(Component data from apps and pages)
◇ ◇ ◇ ◇ ◇

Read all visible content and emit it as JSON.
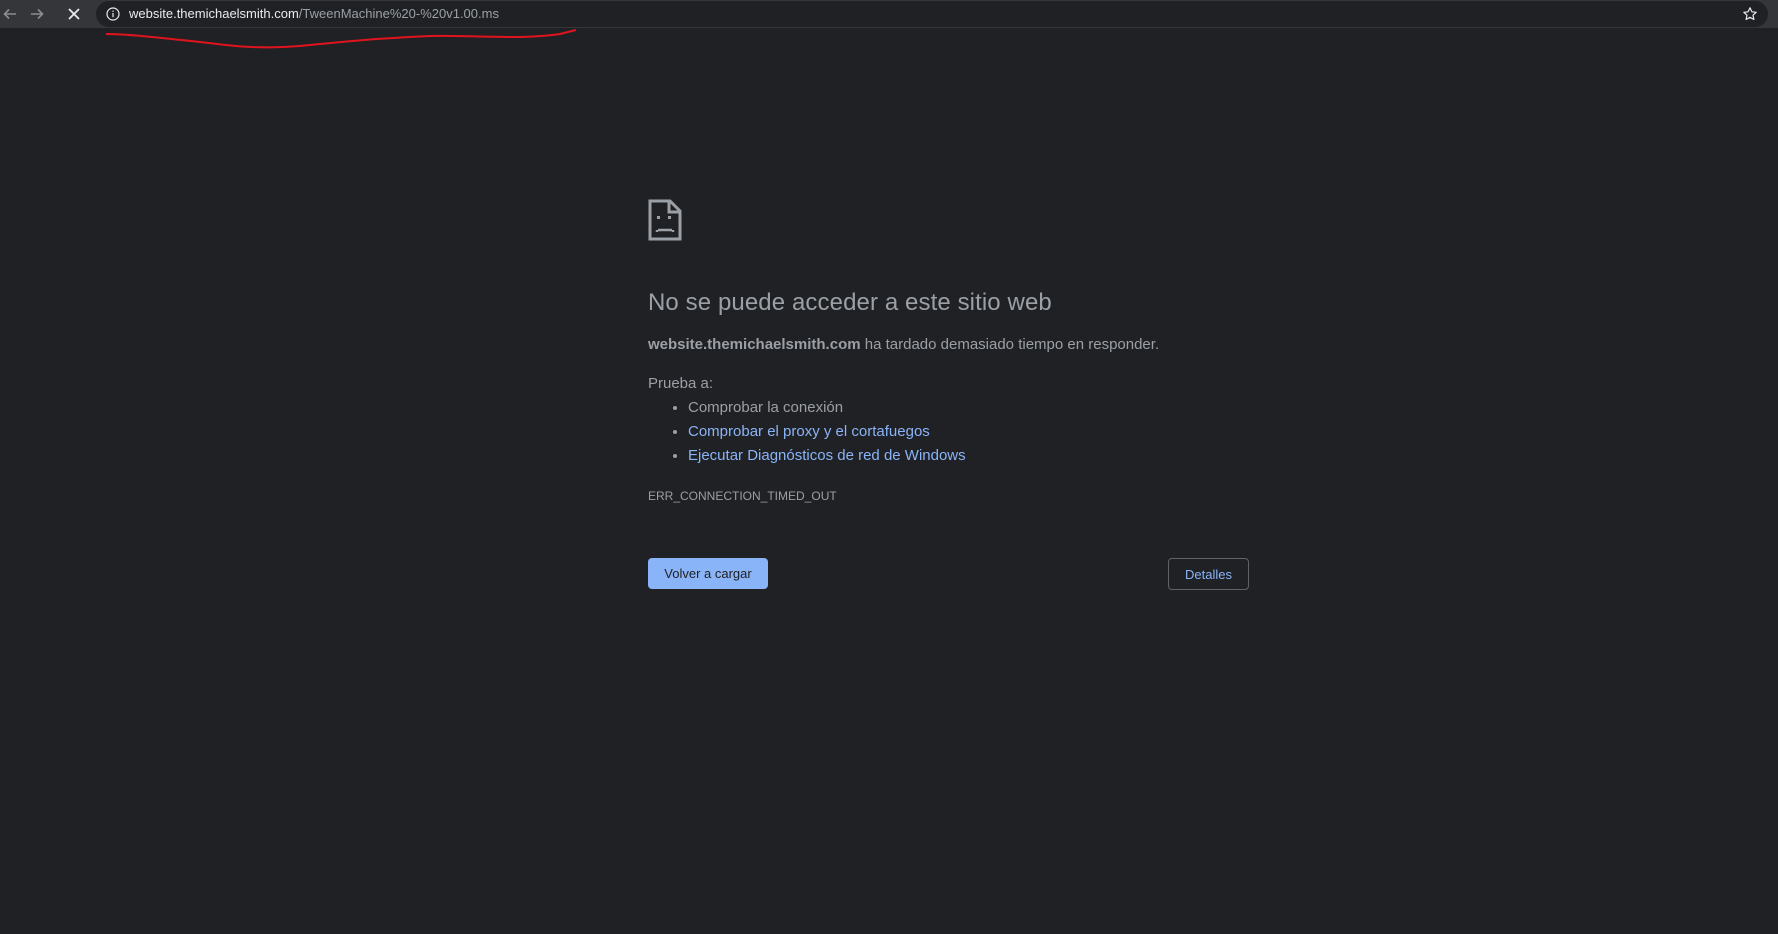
{
  "browser": {
    "url_host": "website.themichaelsmith.com",
    "url_path": "/TweenMachine%20-%20v1.00.ms",
    "icons": {
      "back": "back-arrow-icon",
      "forward": "forward-arrow-icon",
      "stop": "close-icon",
      "info": "info-icon",
      "bookmark": "star-icon"
    },
    "annotation_color": "#e0141e"
  },
  "error": {
    "icon": "sad-file-icon",
    "heading": "No se puede acceder a este sitio web",
    "host": "website.themichaelsmith.com",
    "message": " ha tardado demasiado tiempo en responder.",
    "try_label": "Prueba a:",
    "suggestions": [
      "Comprobar la conexión",
      "Comprobar el proxy y el cortafuegos",
      "Ejecutar Diagnósticos de red de Windows"
    ],
    "code": "ERR_CONNECTION_TIMED_OUT",
    "reload_label": "Volver a cargar",
    "details_label": "Detalles"
  },
  "colors": {
    "background": "#202124",
    "text": "#9aa0a6",
    "link": "#8ab4f8",
    "primary_button": "#8ab4f8"
  }
}
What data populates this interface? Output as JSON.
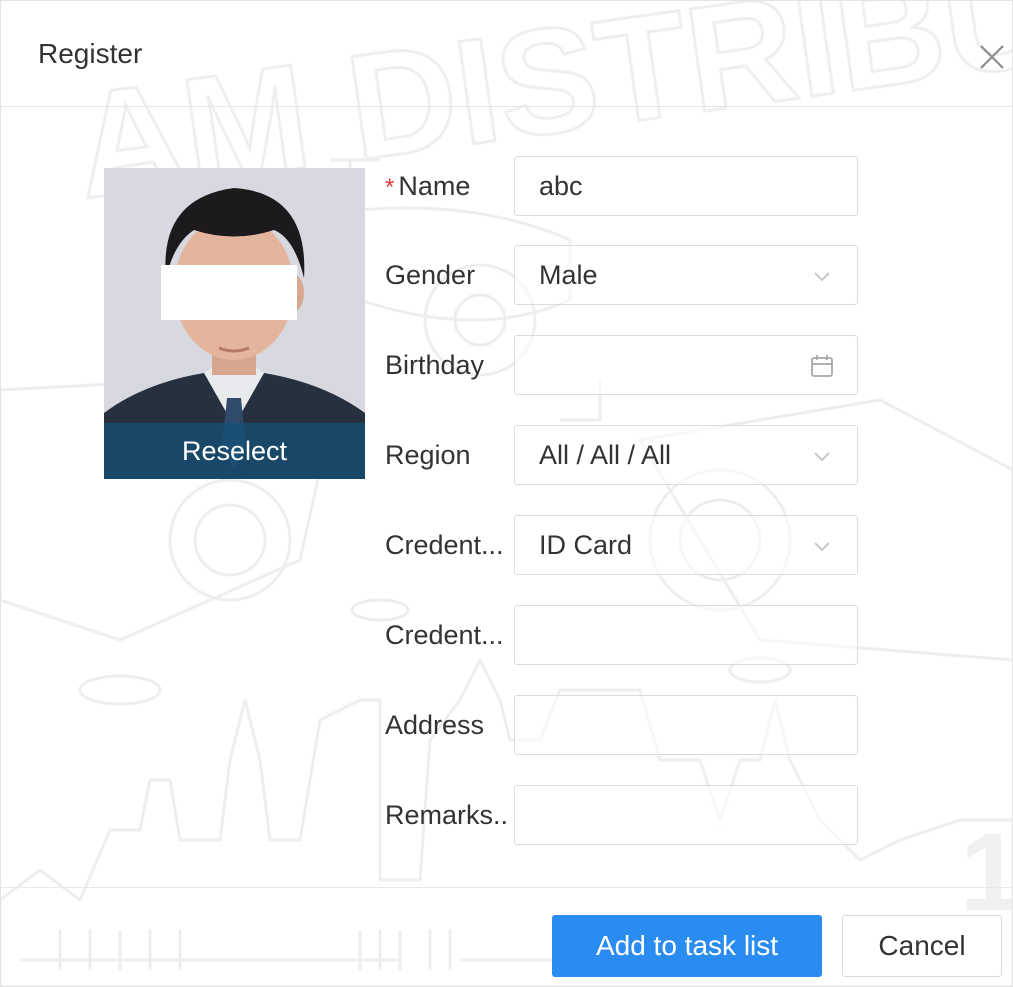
{
  "dialog": {
    "title": "Register",
    "close_icon": "close-icon"
  },
  "photo": {
    "reselect_label": "Reselect"
  },
  "form": {
    "name": {
      "label": "Name",
      "required_mark": "*",
      "value": "abc"
    },
    "gender": {
      "label": "Gender",
      "value": "Male",
      "icon": "chevron-down-icon"
    },
    "birthday": {
      "label": "Birthday",
      "value": "",
      "icon": "calendar-icon"
    },
    "region": {
      "label": "Region",
      "value": "All / All / All",
      "icon": "chevron-down-icon"
    },
    "credential_type": {
      "label": "Credent...",
      "value": "ID Card",
      "icon": "chevron-down-icon"
    },
    "credential_no": {
      "label": "Credent...",
      "value": ""
    },
    "address": {
      "label": "Address",
      "value": ""
    },
    "remarks": {
      "label": "Remarks..",
      "value": ""
    }
  },
  "footer": {
    "add_label": "Add to task list",
    "cancel_label": "Cancel"
  },
  "colors": {
    "primary": "#2a8cf0",
    "required": "#e03c3c",
    "watermark": "#efefef"
  }
}
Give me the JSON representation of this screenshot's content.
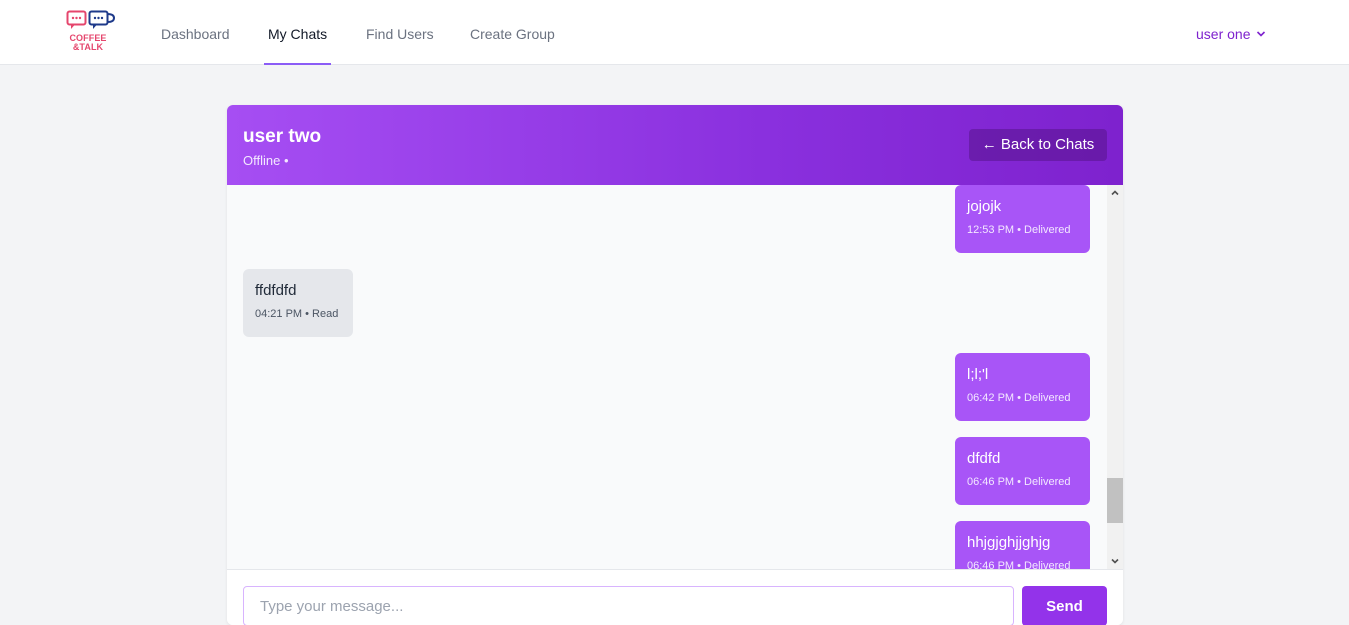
{
  "brand": {
    "line1": "COFFEE",
    "line2": "&TALK"
  },
  "nav": {
    "links": [
      {
        "label": "Dashboard"
      },
      {
        "label": "My Chats"
      },
      {
        "label": "Find Users"
      },
      {
        "label": "Create Group"
      }
    ],
    "active": "My Chats",
    "user_menu": "user one"
  },
  "chat": {
    "name": "user two",
    "status": "Offline •",
    "back_label": "← Back to Chats"
  },
  "messages": [
    {
      "direction": "sent",
      "text": "jojojk",
      "meta": "12:53 PM • Delivered"
    },
    {
      "direction": "received",
      "text": "ffdfdfd",
      "meta": "04:21 PM • Read"
    },
    {
      "direction": "sent",
      "text": "l;l;'l",
      "meta": "06:42 PM • Delivered"
    },
    {
      "direction": "sent",
      "text": "dfdfd",
      "meta": "06:46 PM • Delivered"
    },
    {
      "direction": "sent",
      "text": "hhjgjghjjghjg",
      "meta": "06:46 PM • Delivered"
    }
  ],
  "composer": {
    "placeholder": "Type your message...",
    "send_label": "Send"
  },
  "colors": {
    "accent": "#9333ea",
    "sent_bubble": "#a855f7",
    "received_bubble": "#e5e7eb",
    "header_gradient_start": "#a64ef3",
    "header_gradient_end": "#7e22ce"
  }
}
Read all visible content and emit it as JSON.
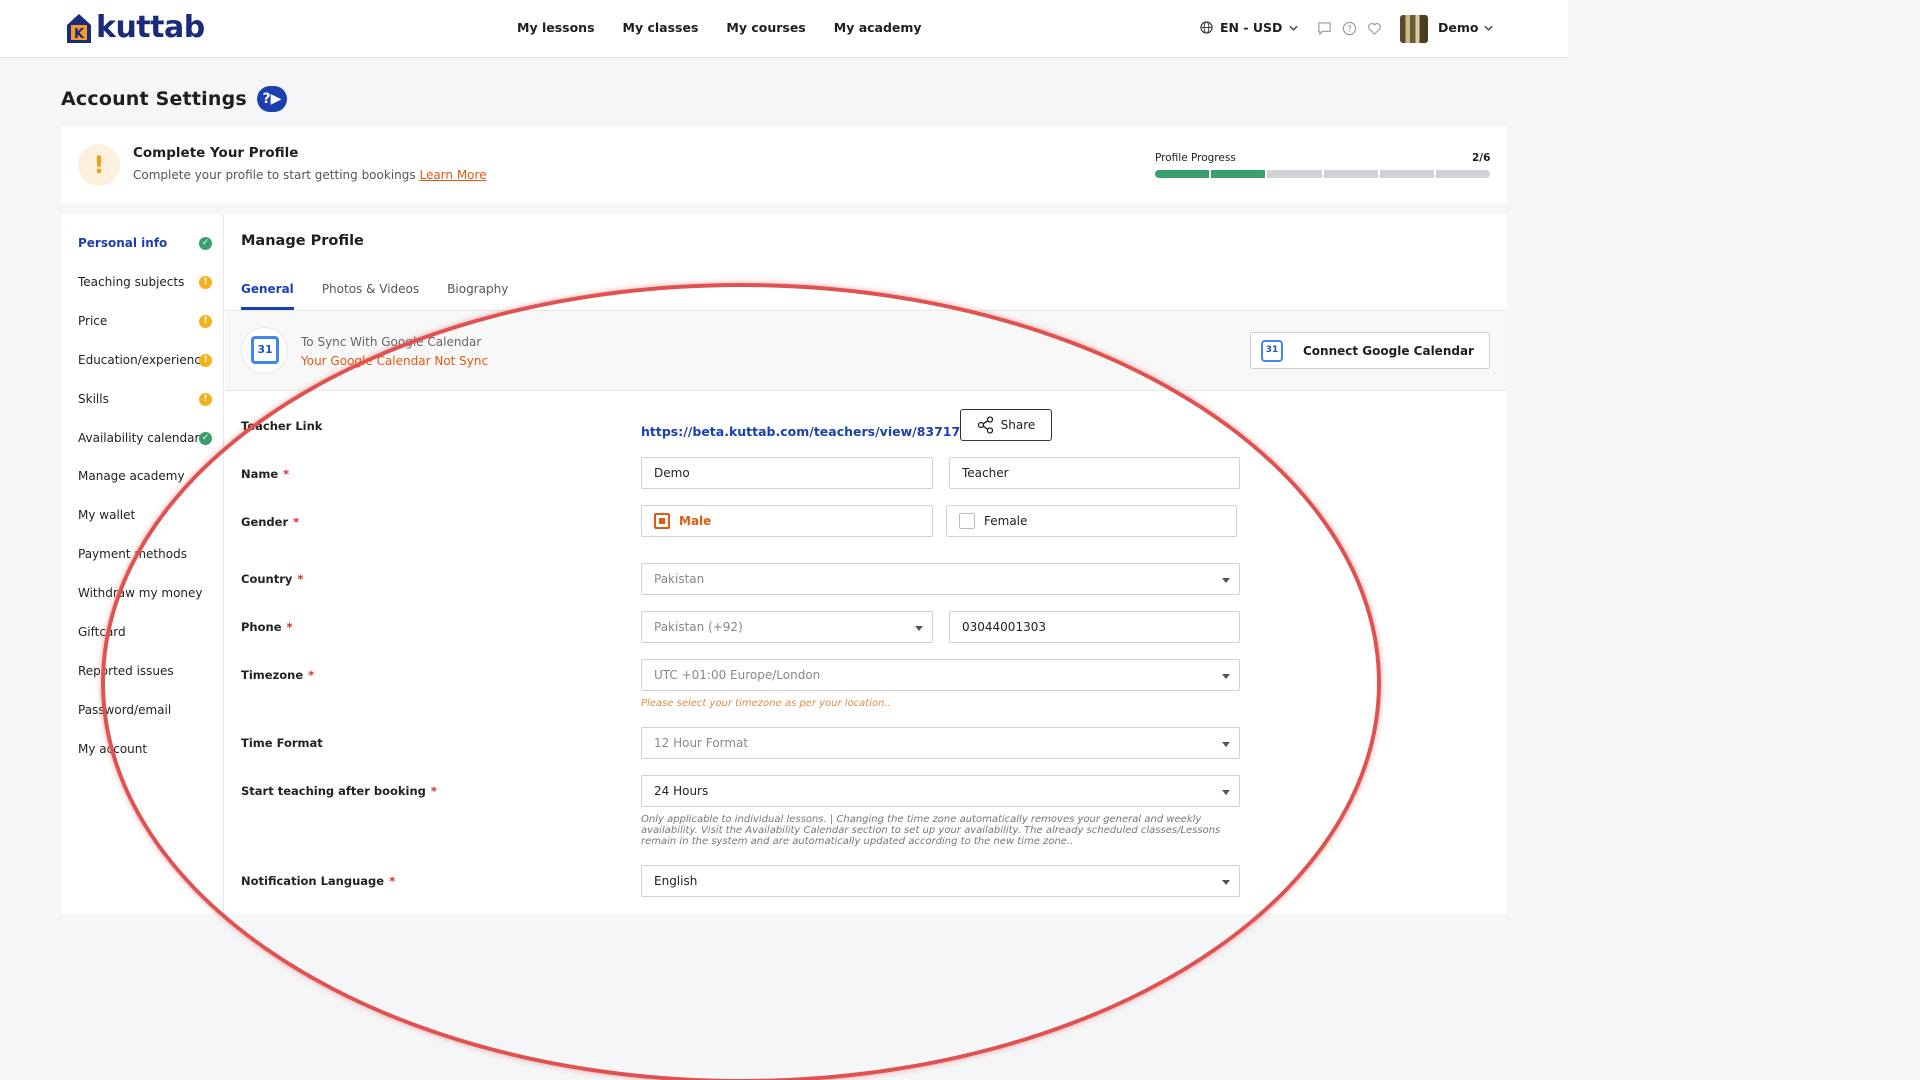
{
  "header": {
    "logo_text": "kuttab",
    "logo_mark_letter": "K",
    "nav": [
      "My lessons",
      "My classes",
      "My courses",
      "My academy"
    ],
    "locale": "EN - USD",
    "user": "Demo"
  },
  "page": {
    "title": "Account Settings",
    "help_badge": "?▶"
  },
  "profile_card": {
    "title": "Complete Your Profile",
    "subtitle": "Complete your profile to start getting bookings",
    "learn_more": "Learn More",
    "progress_label": "Profile Progress",
    "progress_count": "2/6",
    "progress_completed": 2,
    "progress_total": 6
  },
  "sidebar": {
    "items": [
      {
        "label": "Personal info",
        "status": "ok"
      },
      {
        "label": "Teaching subjects",
        "status": "warn"
      },
      {
        "label": "Price",
        "status": "warn"
      },
      {
        "label": "Education/experience",
        "status": "warn"
      },
      {
        "label": "Skills",
        "status": "warn"
      },
      {
        "label": "Availability calendar",
        "status": "ok"
      },
      {
        "label": "Manage academy",
        "status": ""
      },
      {
        "label": "My wallet",
        "status": ""
      },
      {
        "label": "Payment methods",
        "status": ""
      },
      {
        "label": "Withdraw my money",
        "status": ""
      },
      {
        "label": "Giftcard",
        "status": ""
      },
      {
        "label": "Reported issues",
        "status": ""
      },
      {
        "label": "Password/email",
        "status": ""
      },
      {
        "label": "My account",
        "status": ""
      }
    ]
  },
  "main": {
    "title": "Manage Profile",
    "tabs": [
      "General",
      "Photos & Videos",
      "Biography"
    ],
    "gcal": {
      "line1": "To Sync With Google Calendar",
      "line2": "Your Google Calendar Not Sync",
      "button": "Connect Google Calendar",
      "icon_day": "31"
    },
    "form": {
      "teacher_link_label": "Teacher Link",
      "teacher_link": "https://beta.kuttab.com/teachers/view/83717092",
      "share": "Share",
      "name_label": "Name",
      "first_name": "Demo",
      "last_name": "Teacher",
      "gender_label": "Gender",
      "gender_male": "Male",
      "gender_female": "Female",
      "country_label": "Country",
      "country": "Pakistan",
      "phone_label": "Phone",
      "phone_code": "Pakistan (+92)",
      "phone_number": "03044001303",
      "timezone_label": "Timezone",
      "timezone": "UTC +01:00 Europe/London",
      "timezone_hint": "Please select your timezone as per your location..",
      "time_format_label": "Time Format",
      "time_format": "12 Hour Format",
      "start_teaching_label": "Start teaching after booking",
      "start_teaching": "24 Hours",
      "note": "Only applicable to individual lessons. | Changing the time zone automatically removes your general and weekly availability. Visit the Availability Calendar section to set up your availability. The already scheduled classes/Lessons remain in the system and are automatically updated according to the new time zone..",
      "notification_label": "Notification Language",
      "notification_language": "English",
      "required_mark": "*"
    }
  },
  "colors": {
    "brand_blue": "#1a3fae",
    "accent_orange": "#e05a12",
    "success_green": "#3b9e6f",
    "warn_yellow": "#f2b21a",
    "annotation_red": "#e05252"
  }
}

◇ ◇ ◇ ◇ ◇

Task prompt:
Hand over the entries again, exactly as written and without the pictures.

Solution to this task:
Read all visible content and emit it as JSON.
{
  "browser": {
    "url_host": "website.themichaelsmith.com",
    "url_path": "/TweenMachine%20-%20v1.00.ms",
    "icons": {
      "back": "back-arrow-icon",
      "forward": "forward-arrow-icon",
      "stop": "close-icon",
      "info": "info-icon",
      "bookmark": "star-icon"
    },
    "annotation_color": "#e0141e"
  },
  "error": {
    "icon": "sad-file-icon",
    "heading": "No se puede acceder a este sitio web",
    "host": "website.themichaelsmith.com",
    "message": " ha tardado demasiado tiempo en responder.",
    "try_label": "Prueba a:",
    "suggestions": [
      "Comprobar la conexión",
      "Comprobar el proxy y el cortafuegos",
      "Ejecutar Diagnósticos de red de Windows"
    ],
    "code": "ERR_CONNECTION_TIMED_OUT",
    "reload_label": "Volver a cargar",
    "details_label": "Detalles"
  },
  "colors": {
    "background": "#202124",
    "text": "#9aa0a6",
    "link": "#8ab4f8",
    "primary_button": "#8ab4f8"
  }
}
What data populates this interface? Output as JSON.
{
  "dialog": {
    "title": "Register",
    "close_icon": "close-icon"
  },
  "photo": {
    "reselect_label": "Reselect"
  },
  "form": {
    "name": {
      "label": "Name",
      "required_mark": "*",
      "value": "abc"
    },
    "gender": {
      "label": "Gender",
      "value": "Male",
      "icon": "chevron-down-icon"
    },
    "birthday": {
      "label": "Birthday",
      "value": "",
      "icon": "calendar-icon"
    },
    "region": {
      "label": "Region",
      "value": "All / All / All",
      "icon": "chevron-down-icon"
    },
    "credential_type": {
      "label": "Credent...",
      "value": "ID Card",
      "icon": "chevron-down-icon"
    },
    "credential_no": {
      "label": "Credent...",
      "value": ""
    },
    "address": {
      "label": "Address",
      "value": ""
    },
    "remarks": {
      "label": "Remarks..",
      "value": ""
    }
  },
  "footer": {
    "add_label": "Add to task list",
    "cancel_label": "Cancel"
  },
  "colors": {
    "primary": "#2a8cf0",
    "required": "#e03c3c",
    "watermark": "#efefef"
  }
}
Give me the JSON representation of this screenshot's content.
{
  "brand": {
    "line1": "COFFEE",
    "line2": "&TALK"
  },
  "nav": {
    "links": [
      {
        "label": "Dashboard"
      },
      {
        "label": "My Chats"
      },
      {
        "label": "Find Users"
      },
      {
        "label": "Create Group"
      }
    ],
    "active": "My Chats",
    "user_menu": "user one"
  },
  "chat": {
    "name": "user two",
    "status": "Offline •",
    "back_label": "← Back to Chats"
  },
  "messages": [
    {
      "direction": "sent",
      "text": "jojojk",
      "meta": "12:53 PM • Delivered"
    },
    {
      "direction": "received",
      "text": "ffdfdfd",
      "meta": "04:21 PM • Read"
    },
    {
      "direction": "sent",
      "text": "l;l;'l",
      "meta": "06:42 PM • Delivered"
    },
    {
      "direction": "sent",
      "text": "dfdfd",
      "meta": "06:46 PM • Delivered"
    },
    {
      "direction": "sent",
      "text": "hhjgjghjjghjg",
      "meta": "06:46 PM • Delivered"
    }
  ],
  "composer": {
    "placeholder": "Type your message...",
    "send_label": "Send"
  },
  "colors": {
    "accent": "#9333ea",
    "sent_bubble": "#a855f7",
    "received_bubble": "#e5e7eb",
    "header_gradient_start": "#a64ef3",
    "header_gradient_end": "#7e22ce"
  }
}
Read all visible content and emit it as JSON.
{
  "header": {
    "logo_text": "kuttab",
    "logo_mark_letter": "K",
    "nav": [
      "My lessons",
      "My classes",
      "My courses",
      "My academy"
    ],
    "locale": "EN - USD",
    "user": "Demo"
  },
  "page": {
    "title": "Account Settings",
    "help_badge": "?▶"
  },
  "profile_card": {
    "title": "Complete Your Profile",
    "subtitle": "Complete your profile to start getting bookings",
    "learn_more": "Learn More",
    "progress_label": "Profile Progress",
    "progress_count": "2/6",
    "progress_completed": 2,
    "progress_total": 6
  },
  "sidebar": {
    "items": [
      {
        "label": "Personal info",
        "status": "ok"
      },
      {
        "label": "Teaching subjects",
        "status": "warn"
      },
      {
        "label": "Price",
        "status": "warn"
      },
      {
        "label": "Education/experience",
        "status": "warn"
      },
      {
        "label": "Skills",
        "status": "warn"
      },
      {
        "label": "Availability calendar",
        "status": "ok"
      },
      {
        "label": "Manage academy",
        "status": ""
      },
      {
        "label": "My wallet",
        "status": ""
      },
      {
        "label": "Payment methods",
        "status": ""
      },
      {
        "label": "Withdraw my money",
        "status": ""
      },
      {
        "label": "Giftcard",
        "status": ""
      },
      {
        "label": "Reported issues",
        "status": ""
      },
      {
        "label": "Password/email",
        "status": ""
      },
      {
        "label": "My account",
        "status": ""
      }
    ]
  },
  "main": {
    "title": "Manage Profile",
    "tabs": [
      "General",
      "Photos & Videos",
      "Biography"
    ],
    "gcal": {
      "line1": "To Sync With Google Calendar",
      "line2": "Your Google Calendar Not Sync",
      "button": "Connect Google Calendar",
      "icon_day": "31"
    },
    "form": {
      "teacher_link_label": "Teacher Link",
      "teacher_link": "https://beta.kuttab.com/teachers/view/83717092",
      "share": "Share",
      "name_label": "Name",
      "first_name": "Demo",
      "last_name": "Teacher",
      "gender_label": "Gender",
      "gender_male": "Male",
      "gender_female": "Female",
      "country_label": "Country",
      "country": "Pakistan",
      "phone_label": "Phone",
      "phone_code": "Pakistan (+92)",
      "phone_number": "03044001303",
      "timezone_label": "Timezone",
      "timezone": "UTC +01:00 Europe/London",
      "timezone_hint": "Please select your timezone as per your location..",
      "time_format_label": "Time Format",
      "time_format": "12 Hour Format",
      "start_teaching_label": "Start teaching after booking",
      "start_teaching": "24 Hours",
      "note": "Only applicable to individual lessons. | Changing the time zone automatically removes your general and weekly availability. Visit the Availability Calendar section to set up your availability. The already scheduled classes/Lessons remain in the system and are automatically updated according to the new time zone..",
      "notification_label": "Notification Language",
      "notification_language": "English",
      "required_mark": "*"
    }
  },
  "colors": {
    "brand_blue": "#1a3fae",
    "accent_orange": "#e05a12",
    "success_green": "#3b9e6f",
    "warn_yellow": "#f2b21a",
    "annotation_red": "#e05252"
  }
}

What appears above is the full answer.